Focus on saving India’s wetlands
The latest reports show even Ramsar sites, of which India has 75, are not immune to the pressures of development. This is unfortunate and, in an era of extreme weather events, a handicap.
That India’s wetlands face a daily challenge of survival is well documented. Two reports in this newspaper recently underscored just how difficult it is to safeguard such critical ecosystems from the advances of urbanisation, land use changes, infrastructure development and government apathy. Earlier this week, the Union environment ministry directed Uttar Pradesh (UP) to stop further draining of the Haiderpur wetland and ensure the dewatering, done under pressure from local farmers, is carried out only when migratory birds are not nesting there. Despite being a Ramsar site of international importance, the wetland suffered reckless dewatering between January 10-12, forcing tens of thousands of migratory birds to flee the spot. Days later, news broke that a birder approached the Supreme Court (SC) and National Green Tribunal over the delay in notifying the Dhanauri wetlands in Greater Noida (UP) as a Ramsar site. The wetland, possibly the largest breeding and roosting site for Sarus Cranes in north India, is threatened by encroachments and constructions around its catchment area, its water source. The delay occurred despite the Union environment ministry nudging UP several times since 2019.
The importance of wetlands cannot be emphasised enough. They provide habitats for thousands of species of aquatic and terrestrial plants and animals and are valuable for flood protection, water quality improvement, shoreline erosion control, recreation, and aesthetics. India has at least 220,000 big wetlands and 550,000 smaller ones.
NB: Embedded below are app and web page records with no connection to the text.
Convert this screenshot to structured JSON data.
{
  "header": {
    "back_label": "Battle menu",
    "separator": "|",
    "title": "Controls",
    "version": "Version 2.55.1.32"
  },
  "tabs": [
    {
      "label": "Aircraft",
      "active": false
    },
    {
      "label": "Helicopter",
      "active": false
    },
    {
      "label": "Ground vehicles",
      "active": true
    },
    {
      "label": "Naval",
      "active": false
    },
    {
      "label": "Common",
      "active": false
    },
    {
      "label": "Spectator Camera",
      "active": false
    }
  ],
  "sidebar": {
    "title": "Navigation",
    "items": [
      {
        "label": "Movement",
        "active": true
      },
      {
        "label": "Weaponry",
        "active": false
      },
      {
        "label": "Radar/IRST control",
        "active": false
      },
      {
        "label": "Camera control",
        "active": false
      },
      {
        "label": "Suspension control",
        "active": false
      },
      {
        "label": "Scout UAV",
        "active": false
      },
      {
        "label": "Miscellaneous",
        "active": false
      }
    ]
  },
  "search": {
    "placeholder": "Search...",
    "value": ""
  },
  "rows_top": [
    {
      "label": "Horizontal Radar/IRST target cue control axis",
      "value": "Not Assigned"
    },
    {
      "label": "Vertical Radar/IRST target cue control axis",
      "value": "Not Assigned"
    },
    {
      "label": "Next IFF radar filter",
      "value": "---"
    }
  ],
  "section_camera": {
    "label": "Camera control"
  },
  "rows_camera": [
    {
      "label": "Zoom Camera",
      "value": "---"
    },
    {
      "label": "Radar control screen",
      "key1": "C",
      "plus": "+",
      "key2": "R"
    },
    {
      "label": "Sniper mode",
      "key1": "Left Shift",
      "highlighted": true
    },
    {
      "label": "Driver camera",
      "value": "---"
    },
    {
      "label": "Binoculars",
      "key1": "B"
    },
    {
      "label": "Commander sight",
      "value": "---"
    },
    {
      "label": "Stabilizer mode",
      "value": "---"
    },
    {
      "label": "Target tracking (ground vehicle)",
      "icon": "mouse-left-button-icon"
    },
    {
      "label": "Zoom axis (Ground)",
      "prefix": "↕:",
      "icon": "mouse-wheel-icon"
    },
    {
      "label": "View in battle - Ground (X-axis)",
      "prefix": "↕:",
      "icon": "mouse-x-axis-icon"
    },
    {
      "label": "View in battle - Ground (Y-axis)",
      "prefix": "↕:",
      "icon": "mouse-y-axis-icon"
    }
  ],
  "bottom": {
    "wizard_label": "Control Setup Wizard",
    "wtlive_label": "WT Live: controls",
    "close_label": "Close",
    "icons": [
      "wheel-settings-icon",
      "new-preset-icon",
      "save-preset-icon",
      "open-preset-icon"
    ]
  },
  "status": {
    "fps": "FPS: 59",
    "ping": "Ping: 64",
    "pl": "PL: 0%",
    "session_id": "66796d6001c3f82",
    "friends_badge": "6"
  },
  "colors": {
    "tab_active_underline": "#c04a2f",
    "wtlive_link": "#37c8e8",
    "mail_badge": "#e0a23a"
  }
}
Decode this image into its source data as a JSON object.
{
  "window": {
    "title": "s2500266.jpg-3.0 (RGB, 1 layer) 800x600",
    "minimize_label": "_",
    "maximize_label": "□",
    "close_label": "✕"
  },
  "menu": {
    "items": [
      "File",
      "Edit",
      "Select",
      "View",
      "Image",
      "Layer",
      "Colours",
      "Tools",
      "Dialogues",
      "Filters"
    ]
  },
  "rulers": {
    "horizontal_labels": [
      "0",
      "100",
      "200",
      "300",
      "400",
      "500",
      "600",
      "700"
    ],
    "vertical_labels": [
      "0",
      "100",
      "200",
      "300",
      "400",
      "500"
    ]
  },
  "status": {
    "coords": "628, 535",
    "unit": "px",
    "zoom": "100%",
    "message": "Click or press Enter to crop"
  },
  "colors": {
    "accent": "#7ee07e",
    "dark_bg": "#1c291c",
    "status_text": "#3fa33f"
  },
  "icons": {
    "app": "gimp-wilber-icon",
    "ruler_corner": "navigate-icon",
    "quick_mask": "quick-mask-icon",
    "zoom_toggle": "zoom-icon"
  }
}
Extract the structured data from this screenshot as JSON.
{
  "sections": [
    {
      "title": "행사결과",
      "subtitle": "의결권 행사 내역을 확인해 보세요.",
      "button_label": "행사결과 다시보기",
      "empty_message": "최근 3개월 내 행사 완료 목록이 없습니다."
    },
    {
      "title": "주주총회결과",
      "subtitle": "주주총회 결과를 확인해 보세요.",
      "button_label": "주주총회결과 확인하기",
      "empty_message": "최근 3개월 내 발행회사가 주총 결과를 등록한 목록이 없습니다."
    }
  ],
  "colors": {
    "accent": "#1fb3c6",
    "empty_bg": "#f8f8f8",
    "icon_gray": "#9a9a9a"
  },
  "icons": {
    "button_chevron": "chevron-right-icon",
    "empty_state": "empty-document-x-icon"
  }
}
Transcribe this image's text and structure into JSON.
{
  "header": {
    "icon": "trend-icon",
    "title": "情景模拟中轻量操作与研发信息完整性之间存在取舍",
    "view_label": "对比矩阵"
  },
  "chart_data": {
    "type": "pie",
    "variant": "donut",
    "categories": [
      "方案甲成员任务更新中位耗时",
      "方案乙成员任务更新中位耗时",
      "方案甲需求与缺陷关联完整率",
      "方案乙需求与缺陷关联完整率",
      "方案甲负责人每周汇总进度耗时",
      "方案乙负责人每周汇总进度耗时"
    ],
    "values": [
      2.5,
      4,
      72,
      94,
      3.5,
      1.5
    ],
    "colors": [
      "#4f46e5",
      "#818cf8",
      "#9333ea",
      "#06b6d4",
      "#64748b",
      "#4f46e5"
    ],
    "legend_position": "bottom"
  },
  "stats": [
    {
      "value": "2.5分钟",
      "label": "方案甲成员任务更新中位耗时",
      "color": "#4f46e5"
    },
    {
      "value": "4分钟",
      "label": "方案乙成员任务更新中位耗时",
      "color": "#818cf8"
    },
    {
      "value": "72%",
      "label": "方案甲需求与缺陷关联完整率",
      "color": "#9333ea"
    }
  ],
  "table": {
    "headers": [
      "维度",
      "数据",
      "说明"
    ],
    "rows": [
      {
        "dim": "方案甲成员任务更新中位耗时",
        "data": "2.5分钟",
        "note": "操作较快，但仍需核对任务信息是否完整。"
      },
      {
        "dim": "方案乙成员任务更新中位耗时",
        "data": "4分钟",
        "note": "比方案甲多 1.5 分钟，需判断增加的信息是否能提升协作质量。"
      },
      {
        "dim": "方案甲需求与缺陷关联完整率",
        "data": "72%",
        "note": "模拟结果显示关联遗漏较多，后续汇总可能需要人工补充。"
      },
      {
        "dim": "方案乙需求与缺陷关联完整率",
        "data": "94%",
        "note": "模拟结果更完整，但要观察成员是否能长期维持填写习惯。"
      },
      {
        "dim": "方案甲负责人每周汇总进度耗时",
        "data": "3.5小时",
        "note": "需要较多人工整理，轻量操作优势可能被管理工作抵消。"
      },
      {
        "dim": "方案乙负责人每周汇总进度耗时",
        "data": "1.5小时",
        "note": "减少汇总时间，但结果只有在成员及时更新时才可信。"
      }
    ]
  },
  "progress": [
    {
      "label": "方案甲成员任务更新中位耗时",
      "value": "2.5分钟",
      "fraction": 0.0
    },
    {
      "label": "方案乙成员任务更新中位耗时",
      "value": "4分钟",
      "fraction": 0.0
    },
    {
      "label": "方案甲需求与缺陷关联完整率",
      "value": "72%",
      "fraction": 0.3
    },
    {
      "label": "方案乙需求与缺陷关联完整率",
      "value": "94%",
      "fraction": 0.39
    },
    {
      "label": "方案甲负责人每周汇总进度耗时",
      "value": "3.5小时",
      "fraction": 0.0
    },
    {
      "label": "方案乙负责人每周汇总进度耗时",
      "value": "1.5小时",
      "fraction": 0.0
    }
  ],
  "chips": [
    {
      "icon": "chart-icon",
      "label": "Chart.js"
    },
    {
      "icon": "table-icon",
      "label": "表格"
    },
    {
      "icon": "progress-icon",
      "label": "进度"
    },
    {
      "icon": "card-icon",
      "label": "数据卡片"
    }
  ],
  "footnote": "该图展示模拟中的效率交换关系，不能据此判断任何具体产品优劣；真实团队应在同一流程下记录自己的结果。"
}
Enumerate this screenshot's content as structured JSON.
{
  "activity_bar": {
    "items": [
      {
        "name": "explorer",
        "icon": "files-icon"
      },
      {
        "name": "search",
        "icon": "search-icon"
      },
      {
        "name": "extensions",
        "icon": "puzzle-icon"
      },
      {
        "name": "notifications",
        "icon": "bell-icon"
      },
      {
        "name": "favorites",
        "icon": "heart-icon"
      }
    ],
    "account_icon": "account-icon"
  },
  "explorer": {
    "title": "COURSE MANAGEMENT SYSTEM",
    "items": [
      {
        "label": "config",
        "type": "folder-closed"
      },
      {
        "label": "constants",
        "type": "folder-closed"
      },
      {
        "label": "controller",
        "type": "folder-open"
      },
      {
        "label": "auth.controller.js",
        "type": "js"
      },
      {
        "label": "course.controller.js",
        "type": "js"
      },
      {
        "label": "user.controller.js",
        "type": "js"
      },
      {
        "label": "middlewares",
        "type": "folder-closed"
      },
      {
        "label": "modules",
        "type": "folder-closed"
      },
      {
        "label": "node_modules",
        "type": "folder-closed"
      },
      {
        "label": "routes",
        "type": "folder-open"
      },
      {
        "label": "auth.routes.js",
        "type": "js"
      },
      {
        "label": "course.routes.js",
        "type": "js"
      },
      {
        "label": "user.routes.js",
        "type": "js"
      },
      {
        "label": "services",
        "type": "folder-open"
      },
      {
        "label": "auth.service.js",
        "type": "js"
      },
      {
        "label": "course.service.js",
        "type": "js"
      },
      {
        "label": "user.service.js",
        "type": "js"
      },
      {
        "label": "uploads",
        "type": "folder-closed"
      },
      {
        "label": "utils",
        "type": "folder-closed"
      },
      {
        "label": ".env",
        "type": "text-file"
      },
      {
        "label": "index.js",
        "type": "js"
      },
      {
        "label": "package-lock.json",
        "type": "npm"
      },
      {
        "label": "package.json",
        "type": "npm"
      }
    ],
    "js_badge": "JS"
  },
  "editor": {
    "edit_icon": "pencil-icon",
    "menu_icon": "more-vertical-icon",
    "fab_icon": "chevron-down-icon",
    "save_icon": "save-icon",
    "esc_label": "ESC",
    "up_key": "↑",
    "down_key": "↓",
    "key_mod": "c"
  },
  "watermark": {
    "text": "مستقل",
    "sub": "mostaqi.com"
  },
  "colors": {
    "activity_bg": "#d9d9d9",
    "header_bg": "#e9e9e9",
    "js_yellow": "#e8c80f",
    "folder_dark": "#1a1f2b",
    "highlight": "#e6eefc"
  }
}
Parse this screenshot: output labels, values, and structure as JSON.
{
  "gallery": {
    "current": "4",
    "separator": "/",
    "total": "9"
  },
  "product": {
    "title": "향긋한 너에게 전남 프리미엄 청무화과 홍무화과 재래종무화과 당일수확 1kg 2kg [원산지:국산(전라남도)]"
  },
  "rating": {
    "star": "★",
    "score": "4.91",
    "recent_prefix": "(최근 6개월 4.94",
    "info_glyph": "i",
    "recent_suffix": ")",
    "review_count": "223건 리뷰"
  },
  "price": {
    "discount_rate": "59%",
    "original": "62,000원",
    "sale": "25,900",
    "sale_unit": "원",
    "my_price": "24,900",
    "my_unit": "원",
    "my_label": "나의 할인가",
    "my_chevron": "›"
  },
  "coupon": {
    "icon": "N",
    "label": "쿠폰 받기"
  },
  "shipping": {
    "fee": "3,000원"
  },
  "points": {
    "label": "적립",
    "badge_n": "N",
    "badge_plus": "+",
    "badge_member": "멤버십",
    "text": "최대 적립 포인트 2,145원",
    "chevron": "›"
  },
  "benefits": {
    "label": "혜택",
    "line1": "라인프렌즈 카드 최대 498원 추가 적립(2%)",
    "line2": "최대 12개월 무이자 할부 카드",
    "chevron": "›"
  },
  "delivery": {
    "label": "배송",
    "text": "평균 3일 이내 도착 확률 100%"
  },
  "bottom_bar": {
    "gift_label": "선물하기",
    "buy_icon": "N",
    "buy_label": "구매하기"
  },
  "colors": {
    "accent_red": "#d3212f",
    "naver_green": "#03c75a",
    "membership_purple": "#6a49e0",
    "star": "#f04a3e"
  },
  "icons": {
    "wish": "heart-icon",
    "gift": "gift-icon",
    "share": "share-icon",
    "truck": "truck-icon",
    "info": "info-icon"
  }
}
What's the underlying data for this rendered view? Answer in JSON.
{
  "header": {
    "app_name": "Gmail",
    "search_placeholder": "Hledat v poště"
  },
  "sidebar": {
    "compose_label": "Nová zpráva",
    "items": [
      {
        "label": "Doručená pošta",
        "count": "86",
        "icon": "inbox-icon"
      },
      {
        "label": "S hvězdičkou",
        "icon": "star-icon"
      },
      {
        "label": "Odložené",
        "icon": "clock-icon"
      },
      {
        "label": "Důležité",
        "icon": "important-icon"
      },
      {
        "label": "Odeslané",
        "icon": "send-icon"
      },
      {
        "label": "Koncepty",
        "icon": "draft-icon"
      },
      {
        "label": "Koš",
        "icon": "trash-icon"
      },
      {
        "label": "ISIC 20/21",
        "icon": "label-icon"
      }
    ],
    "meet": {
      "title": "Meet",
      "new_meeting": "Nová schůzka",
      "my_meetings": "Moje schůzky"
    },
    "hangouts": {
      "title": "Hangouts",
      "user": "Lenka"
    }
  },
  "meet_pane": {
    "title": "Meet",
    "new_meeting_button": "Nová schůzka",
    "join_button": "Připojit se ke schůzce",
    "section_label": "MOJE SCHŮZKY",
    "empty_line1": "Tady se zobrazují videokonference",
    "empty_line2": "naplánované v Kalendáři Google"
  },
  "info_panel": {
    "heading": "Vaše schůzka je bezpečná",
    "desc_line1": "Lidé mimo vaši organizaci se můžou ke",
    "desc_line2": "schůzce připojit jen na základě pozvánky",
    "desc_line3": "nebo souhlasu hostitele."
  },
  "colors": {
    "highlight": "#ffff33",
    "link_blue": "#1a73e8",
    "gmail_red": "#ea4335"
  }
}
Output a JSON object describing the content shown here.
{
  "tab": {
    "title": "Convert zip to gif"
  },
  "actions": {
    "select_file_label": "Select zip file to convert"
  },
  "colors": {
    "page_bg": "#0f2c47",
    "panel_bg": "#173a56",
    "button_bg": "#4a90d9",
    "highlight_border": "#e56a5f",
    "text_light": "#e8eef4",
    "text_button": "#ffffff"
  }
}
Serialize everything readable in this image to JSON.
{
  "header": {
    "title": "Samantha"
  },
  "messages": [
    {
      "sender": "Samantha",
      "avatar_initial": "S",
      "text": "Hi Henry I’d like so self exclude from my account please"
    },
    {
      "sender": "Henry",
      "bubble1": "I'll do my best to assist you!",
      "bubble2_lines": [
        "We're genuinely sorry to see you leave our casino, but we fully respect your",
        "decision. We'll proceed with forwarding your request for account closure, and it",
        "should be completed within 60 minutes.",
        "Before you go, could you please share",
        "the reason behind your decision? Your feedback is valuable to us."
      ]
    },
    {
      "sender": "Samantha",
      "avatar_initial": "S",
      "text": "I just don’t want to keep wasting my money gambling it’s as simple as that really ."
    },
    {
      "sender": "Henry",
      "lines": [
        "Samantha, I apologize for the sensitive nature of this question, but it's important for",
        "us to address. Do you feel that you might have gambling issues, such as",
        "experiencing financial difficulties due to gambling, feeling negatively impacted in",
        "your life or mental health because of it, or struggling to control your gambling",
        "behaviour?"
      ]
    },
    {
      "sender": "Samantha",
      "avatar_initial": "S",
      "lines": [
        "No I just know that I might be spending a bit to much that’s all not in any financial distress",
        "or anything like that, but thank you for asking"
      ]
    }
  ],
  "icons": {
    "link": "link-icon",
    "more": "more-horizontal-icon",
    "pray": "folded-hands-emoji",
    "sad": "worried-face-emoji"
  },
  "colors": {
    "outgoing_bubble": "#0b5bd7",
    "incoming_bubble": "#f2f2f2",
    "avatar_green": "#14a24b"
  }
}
However, a study by Wetlands International showed two of every five wetlands have lost their natural existence in the last 30 years, while 40% have lost quality for the survival of aquatic animals. The latest reports show even Ramsar sites, of which India has 75, are not immune to the pressures of development. This is unfortunate and, in an era of extreme weather events, a handicap.